Katherine A. Bussard, Peter C. Bunnell Curator of Photography

Life Magazine and the Power of Photography has been organized by The Princeton University Art Museum and The Museum of Fine Arts, Boston. The exhibition at Princeton is made possible by lead support from Jim and Valerie McKinney. Generous support is also provided by the Humanities Council’s David A. Gardner ’69 Magic Project, Princeton University; Sandy Stuart, Class of 1972, and Robin Stuart; the National Endowment for the Arts; and the Allen R. Adler, Class of 1967, Exhibitions Fund.

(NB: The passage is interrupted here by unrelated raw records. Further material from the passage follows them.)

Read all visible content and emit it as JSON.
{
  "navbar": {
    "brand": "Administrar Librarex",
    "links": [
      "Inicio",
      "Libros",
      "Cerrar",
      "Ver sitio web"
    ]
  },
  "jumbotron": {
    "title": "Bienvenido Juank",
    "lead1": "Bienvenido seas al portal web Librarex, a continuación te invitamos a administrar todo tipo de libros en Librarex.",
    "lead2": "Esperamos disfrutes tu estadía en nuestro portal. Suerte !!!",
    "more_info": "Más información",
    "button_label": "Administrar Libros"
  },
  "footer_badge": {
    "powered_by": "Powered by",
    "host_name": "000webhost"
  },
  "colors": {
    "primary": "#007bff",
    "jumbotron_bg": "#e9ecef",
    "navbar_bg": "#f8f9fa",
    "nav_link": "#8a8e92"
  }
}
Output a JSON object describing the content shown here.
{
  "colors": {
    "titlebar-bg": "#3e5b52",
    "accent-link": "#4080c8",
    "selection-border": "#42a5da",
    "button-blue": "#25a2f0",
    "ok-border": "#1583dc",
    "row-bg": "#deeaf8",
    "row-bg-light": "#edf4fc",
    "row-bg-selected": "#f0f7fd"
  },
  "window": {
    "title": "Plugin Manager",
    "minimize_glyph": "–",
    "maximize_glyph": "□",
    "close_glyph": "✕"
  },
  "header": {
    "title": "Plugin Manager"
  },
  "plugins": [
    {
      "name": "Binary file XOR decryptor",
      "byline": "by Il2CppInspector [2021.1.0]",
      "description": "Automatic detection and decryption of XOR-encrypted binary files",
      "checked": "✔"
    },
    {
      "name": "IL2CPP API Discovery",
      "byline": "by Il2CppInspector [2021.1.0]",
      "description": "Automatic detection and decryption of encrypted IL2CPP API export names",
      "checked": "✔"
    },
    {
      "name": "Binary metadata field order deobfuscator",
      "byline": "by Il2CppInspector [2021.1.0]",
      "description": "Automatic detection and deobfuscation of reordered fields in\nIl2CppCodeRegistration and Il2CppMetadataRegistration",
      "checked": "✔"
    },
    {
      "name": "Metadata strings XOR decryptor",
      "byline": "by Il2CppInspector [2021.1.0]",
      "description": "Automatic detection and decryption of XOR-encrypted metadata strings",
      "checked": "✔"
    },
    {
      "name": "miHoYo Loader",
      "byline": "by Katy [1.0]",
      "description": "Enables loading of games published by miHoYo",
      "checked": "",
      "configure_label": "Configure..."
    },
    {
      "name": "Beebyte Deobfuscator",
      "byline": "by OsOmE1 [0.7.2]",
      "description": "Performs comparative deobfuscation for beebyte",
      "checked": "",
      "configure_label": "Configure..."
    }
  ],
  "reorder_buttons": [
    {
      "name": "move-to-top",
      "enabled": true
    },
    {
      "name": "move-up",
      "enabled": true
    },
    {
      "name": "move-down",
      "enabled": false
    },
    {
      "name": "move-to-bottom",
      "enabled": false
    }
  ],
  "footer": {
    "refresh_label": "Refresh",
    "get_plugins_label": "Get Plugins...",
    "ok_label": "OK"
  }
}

Additional supporters include John Diekman, Class of 1965, and Susan Diekman; M. Robin Krasny, Class of 1973; Christopher E. Olofson, Class of 1992; William S. Fisher, Class of 1979, and Sakurako Fisher through the Sakana Foundation; the Sara and Joshua Slocum, Class of 1998, Art Museum Fund; David H. McAlpin Jr., Class of 1950; Nancy A. Nasher, Class of 1976, and David J. Haemisegger, Class of 1976; Tom Tuttle, Class of 1998, and Mila Tuttle; the New Jersey State Council on the Arts, a partner agency of the National Endowment for the Arts; the Frederick Quellmalz, Class of 1934, Photography Fund; Bob Fisher, Class of 1976, and Randi Fisher; and the Brown Foundation Fellows Program at the Dora Maar House.

The accompanying publication is made possible in part by the Barr Ferree Foundation Fund for Publications, Department of Art and Archaeology, Princeton University; the Joseph L. Shulman Foundation Fund for Art Museum Publications; Annette Merle-Smith; and the Wyeth Foundation for American Art.